In Wisconsin, where Democrats have taken two swings and misses at Sen. Ron Johnson, no unifying candidate has emerged for their party. Outagamie County Executive Tom Nelson, a Bernie Sanders supporter who lost an uphill run for Congress, did not scare anyone out of the race; Alex Lasry, a vice president of the Milwaukee Bucks, was recorded last year talking about how little he knew about Wisconsin before his family invested there.

“I came in with, kind of, just trying to keep an open mind about the city,” Lasry said in the interview, first reported by Ryan Grim and Aída Chávez at the Intercept. “The only places I had lived in prior were New York, Philly, and D.C., so kind of bigger East Coast cities. And when I came here, I think what most surprised me about Milwaukee is the fact that Milwaukee has all the same things as any city, especially any big city, has.”

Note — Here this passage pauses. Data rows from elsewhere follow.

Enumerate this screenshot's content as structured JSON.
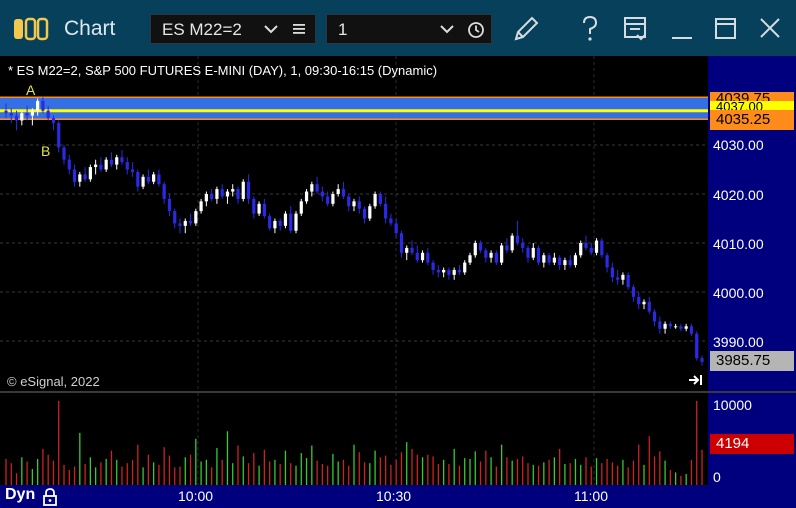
{
  "window": {
    "title": "Chart",
    "symbol_value": "ES M22=2",
    "interval_value": "1"
  },
  "chart": {
    "title_line": "* ES M22=2, S&P 500 FUTURES E-MINI (DAY), 1, 09:30-16:15 (Dynamic)",
    "copyright": "© eSignal, 2022",
    "marker_a": "A",
    "marker_b": "B",
    "price_labels": [
      "4030.00",
      "4020.00",
      "4010.00",
      "4000.00",
      "3990.00"
    ],
    "top_tags": [
      "4039.75",
      "4037.00"
    ],
    "tag_orange": "4035.25",
    "tag_last": "3985.75",
    "volume_labels": [
      "10000",
      "0"
    ],
    "volume_tag": "4194",
    "time_labels": [
      "10:00",
      "10:30",
      "11:00"
    ],
    "dyn_label": "Dyn"
  },
  "colors": {
    "titlebar": "#07405a",
    "axis_bg": "#00007f",
    "up_candle": "#ffffff",
    "down_candle": "#2a2ae6",
    "line_yellow": "#ffff00",
    "band_blue": "#3b7bff",
    "tag_orange": "#ff8c1a",
    "tag_red": "#cc0000",
    "vol_up": "#33cc33",
    "vol_down": "#cc2222"
  },
  "chart_data": {
    "type": "candlestick",
    "ylim": [
      3983,
      4041
    ],
    "ohlc": [
      [
        4037.0,
        4038.5,
        4035.5,
        4036.5
      ],
      [
        4036.5,
        4037.5,
        4034.5,
        4036.0
      ],
      [
        4036.0,
        4037.0,
        4033.0,
        4035.0
      ],
      [
        4035.0,
        4037.0,
        4034.0,
        4036.5
      ],
      [
        4036.5,
        4038.0,
        4035.0,
        4036.0
      ],
      [
        4036.0,
        4037.5,
        4034.0,
        4037.0
      ],
      [
        4037.0,
        4039.5,
        4036.0,
        4039.0
      ],
      [
        4039.0,
        4039.75,
        4036.5,
        4037.0
      ],
      [
        4037.0,
        4038.0,
        4035.0,
        4035.5
      ],
      [
        4035.5,
        4036.0,
        4033.0,
        4034.5
      ],
      [
        4034.5,
        4035.0,
        4028.5,
        4029.5
      ],
      [
        4029.5,
        4030.0,
        4026.0,
        4027.0
      ],
      [
        4027.0,
        4028.0,
        4024.0,
        4025.0
      ],
      [
        4025.0,
        4026.0,
        4021.5,
        4022.5
      ],
      [
        4022.5,
        4024.5,
        4021.5,
        4024.0
      ],
      [
        4024.0,
        4025.5,
        4022.5,
        4023.0
      ],
      [
        4023.0,
        4026.0,
        4022.5,
        4025.5
      ],
      [
        4025.5,
        4027.0,
        4024.0,
        4026.0
      ],
      [
        4026.0,
        4027.5,
        4024.5,
        4025.0
      ],
      [
        4025.0,
        4027.5,
        4024.5,
        4027.0
      ],
      [
        4027.0,
        4028.5,
        4025.5,
        4026.0
      ],
      [
        4026.0,
        4028.0,
        4025.0,
        4027.5
      ],
      [
        4027.5,
        4029.0,
        4026.0,
        4026.5
      ],
      [
        4026.5,
        4027.5,
        4024.0,
        4025.0
      ],
      [
        4025.0,
        4026.5,
        4023.5,
        4024.5
      ],
      [
        4024.5,
        4025.0,
        4020.5,
        4021.5
      ],
      [
        4021.5,
        4024.0,
        4021.0,
        4023.5
      ],
      [
        4023.5,
        4025.0,
        4022.0,
        4022.5
      ],
      [
        4022.5,
        4024.5,
        4022.0,
        4024.0
      ],
      [
        4024.0,
        4025.0,
        4021.5,
        4022.0
      ],
      [
        4022.0,
        4022.5,
        4018.0,
        4019.0
      ],
      [
        4019.0,
        4020.0,
        4015.5,
        4016.5
      ],
      [
        4016.5,
        4017.0,
        4013.0,
        4014.0
      ],
      [
        4014.0,
        4015.0,
        4012.0,
        4013.5
      ],
      [
        4013.5,
        4015.0,
        4012.0,
        4014.5
      ],
      [
        4014.5,
        4016.0,
        4013.5,
        4014.0
      ],
      [
        4014.0,
        4017.0,
        4013.5,
        4016.5
      ],
      [
        4016.5,
        4019.0,
        4016.0,
        4018.5
      ],
      [
        4018.5,
        4020.5,
        4017.5,
        4020.0
      ],
      [
        4020.0,
        4021.0,
        4018.5,
        4019.0
      ],
      [
        4019.0,
        4021.5,
        4018.0,
        4021.0
      ],
      [
        4021.0,
        4022.0,
        4019.0,
        4019.5
      ],
      [
        4019.5,
        4021.0,
        4018.0,
        4020.5
      ],
      [
        4020.5,
        4022.0,
        4019.5,
        4021.0
      ],
      [
        4021.0,
        4021.5,
        4018.0,
        4019.0
      ],
      [
        4019.0,
        4023.0,
        4018.5,
        4022.5
      ],
      [
        4022.5,
        4024.0,
        4018.0,
        4019.0
      ],
      [
        4019.0,
        4019.5,
        4015.0,
        4016.0
      ],
      [
        4016.0,
        4018.5,
        4015.5,
        4018.0
      ],
      [
        4018.0,
        4019.0,
        4015.0,
        4015.5
      ],
      [
        4015.5,
        4016.0,
        4012.5,
        4013.0
      ],
      [
        4013.0,
        4015.0,
        4012.0,
        4014.5
      ],
      [
        4014.5,
        4015.0,
        4012.5,
        4013.5
      ],
      [
        4013.5,
        4016.5,
        4013.0,
        4016.0
      ],
      [
        4016.0,
        4017.5,
        4012.0,
        4012.5
      ],
      [
        4012.5,
        4016.5,
        4012.0,
        4016.0
      ],
      [
        4016.0,
        4019.0,
        4015.5,
        4018.5
      ],
      [
        4018.5,
        4021.0,
        4018.0,
        4020.5
      ],
      [
        4020.5,
        4022.5,
        4019.5,
        4022.0
      ],
      [
        4022.0,
        4023.5,
        4020.0,
        4020.5
      ],
      [
        4020.5,
        4021.5,
        4018.5,
        4019.5
      ],
      [
        4019.5,
        4020.5,
        4017.5,
        4018.0
      ],
      [
        4018.0,
        4020.5,
        4017.5,
        4020.0
      ],
      [
        4020.0,
        4022.0,
        4019.5,
        4021.0
      ],
      [
        4021.0,
        4022.5,
        4019.0,
        4019.5
      ],
      [
        4019.5,
        4020.0,
        4016.5,
        4017.5
      ],
      [
        4017.5,
        4019.0,
        4016.5,
        4018.5
      ],
      [
        4018.5,
        4019.5,
        4016.0,
        4017.0
      ],
      [
        4017.0,
        4017.5,
        4014.0,
        4015.0
      ],
      [
        4015.0,
        4018.0,
        4014.5,
        4017.5
      ],
      [
        4017.5,
        4020.5,
        4017.0,
        4020.0
      ],
      [
        4020.0,
        4020.5,
        4017.5,
        4018.0
      ],
      [
        4018.0,
        4019.5,
        4014.0,
        4015.0
      ],
      [
        4015.0,
        4016.0,
        4013.5,
        4014.0
      ],
      [
        4014.0,
        4015.0,
        4011.0,
        4012.0
      ],
      [
        4012.0,
        4012.5,
        4007.0,
        4008.0
      ],
      [
        4008.0,
        4009.5,
        4006.5,
        4009.0
      ],
      [
        4009.0,
        4010.5,
        4007.5,
        4008.0
      ],
      [
        4008.0,
        4009.5,
        4006.0,
        4006.5
      ],
      [
        4006.5,
        4008.5,
        4006.0,
        4008.0
      ],
      [
        4008.0,
        4009.0,
        4005.5,
        4006.0
      ],
      [
        4006.0,
        4006.5,
        4003.5,
        4004.5
      ],
      [
        4004.5,
        4005.5,
        4003.0,
        4004.0
      ],
      [
        4004.0,
        4005.0,
        4003.0,
        4004.5
      ],
      [
        4004.5,
        4005.0,
        4002.5,
        4003.5
      ],
      [
        4003.5,
        4005.0,
        4002.5,
        4004.5
      ],
      [
        4004.5,
        4005.5,
        4003.5,
        4004.0
      ],
      [
        4004.0,
        4006.5,
        4003.5,
        4006.0
      ],
      [
        4006.0,
        4008.0,
        4005.5,
        4007.5
      ],
      [
        4007.5,
        4010.5,
        4007.0,
        4010.0
      ],
      [
        4010.0,
        4010.5,
        4008.0,
        4008.5
      ],
      [
        4008.5,
        4009.0,
        4006.0,
        4007.0
      ],
      [
        4007.0,
        4008.5,
        4006.0,
        4008.0
      ],
      [
        4008.0,
        4008.5,
        4005.5,
        4006.0
      ],
      [
        4006.0,
        4010.0,
        4005.5,
        4009.5
      ],
      [
        4009.5,
        4011.0,
        4008.0,
        4008.5
      ],
      [
        4008.5,
        4012.0,
        4008.0,
        4011.5
      ],
      [
        4011.5,
        4014.5,
        4009.5,
        4010.0
      ],
      [
        4010.0,
        4011.0,
        4008.0,
        4009.0
      ],
      [
        4009.0,
        4009.5,
        4006.0,
        4007.0
      ],
      [
        4007.0,
        4010.0,
        4006.5,
        4009.0
      ],
      [
        4009.0,
        4009.5,
        4005.5,
        4006.0
      ],
      [
        4006.0,
        4008.0,
        4005.0,
        4007.5
      ],
      [
        4007.5,
        4008.0,
        4005.5,
        4006.0
      ],
      [
        4006.0,
        4008.0,
        4005.5,
        4007.0
      ],
      [
        4007.0,
        4007.5,
        4004.5,
        4005.5
      ],
      [
        4005.5,
        4007.0,
        4004.5,
        4006.5
      ],
      [
        4006.5,
        4007.5,
        4005.0,
        4005.5
      ],
      [
        4005.5,
        4008.0,
        4005.0,
        4007.5
      ],
      [
        4007.5,
        4010.5,
        4007.0,
        4010.0
      ],
      [
        4010.0,
        4011.5,
        4008.5,
        4009.0
      ],
      [
        4009.0,
        4010.0,
        4007.5,
        4008.0
      ],
      [
        4008.0,
        4011.0,
        4007.5,
        4010.5
      ],
      [
        4010.5,
        4011.0,
        4007.0,
        4007.5
      ],
      [
        4007.5,
        4008.0,
        4004.0,
        4005.0
      ],
      [
        4005.0,
        4006.0,
        4002.0,
        4003.0
      ],
      [
        4003.0,
        4004.5,
        4001.5,
        4002.5
      ],
      [
        4002.5,
        4004.0,
        4001.5,
        4003.5
      ],
      [
        4003.5,
        4004.0,
        4000.5,
        4001.0
      ],
      [
        4001.0,
        4001.5,
        3998.0,
        3999.0
      ],
      [
        3999.0,
        4000.0,
        3996.5,
        3997.5
      ],
      [
        3997.5,
        3998.5,
        3996.5,
        3998.0
      ],
      [
        3998.0,
        3999.0,
        3995.5,
        3996.0
      ],
      [
        3996.0,
        3996.5,
        3993.0,
        3994.0
      ],
      [
        3994.0,
        3995.0,
        3991.5,
        3992.5
      ],
      [
        3992.5,
        3994.0,
        3991.5,
        3993.5
      ],
      [
        3993.5,
        3994.0,
        3992.5,
        3993.0
      ],
      [
        3993.0,
        3993.5,
        3992.5,
        3993.0
      ],
      [
        3993.0,
        3993.5,
        3992.0,
        3992.5
      ],
      [
        3992.5,
        3993.5,
        3992.0,
        3993.0
      ],
      [
        3993.0,
        3993.5,
        3991.0,
        3991.5
      ],
      [
        3991.5,
        3992.0,
        3986.0,
        3986.5
      ],
      [
        3986.5,
        3987.0,
        3985.0,
        3985.75
      ]
    ],
    "volume_max": 10000,
    "volumes": [
      3100,
      2600,
      1400,
      3300,
      2800,
      1900,
      3100,
      4300,
      3600,
      2900,
      10000,
      2400,
      1800,
      2200,
      6200,
      2500,
      3300,
      2100,
      2700,
      3100,
      4100,
      3000,
      2200,
      2600,
      3000,
      4800,
      2100,
      3600,
      2700,
      2400,
      4500,
      3500,
      2100,
      2200,
      3300,
      3600,
      5500,
      2800,
      3000,
      2100,
      4400,
      3000,
      6400,
      2600,
      4700,
      3400,
      2600,
      3800,
      2300,
      4200,
      2800,
      3000,
      2500,
      4100,
      2600,
      2300,
      3800,
      3200,
      4700,
      2900,
      2500,
      2300,
      3700,
      2800,
      3000,
      2300,
      4800,
      3900,
      2700,
      2600,
      4100,
      3300,
      3500,
      2400,
      3000,
      3900,
      5100,
      4300,
      3600,
      3300,
      3600,
      3400,
      2500,
      3000,
      2500,
      4300,
      2300,
      3200,
      3100,
      4000,
      2800,
      4100,
      3300,
      2200,
      4800,
      3300,
      2900,
      3100,
      3400,
      2600,
      2400,
      2300,
      2700,
      3000,
      3300,
      4300,
      2500,
      2600,
      3100,
      2400,
      3300,
      2200,
      3200,
      2600,
      3100,
      2700,
      2300,
      3000,
      2100,
      2900,
      4800,
      2400,
      5800,
      3400,
      4000,
      2900,
      1800,
      1500,
      1100,
      1300,
      3000,
      10000,
      4194
    ]
  }
}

Nelson, whose family moved from Minnesota to Wisconsin when he was a toddler, has folded that right into his own image: as a guy who can't buy any election, much less a Senate race.

Countdown

… two days until the Conservative Political Action Conference
… 25 days until special House election primaries in Louisiana
… 105 days until primaries in New Jersey and Virginia
… 119 days until New York Citys primary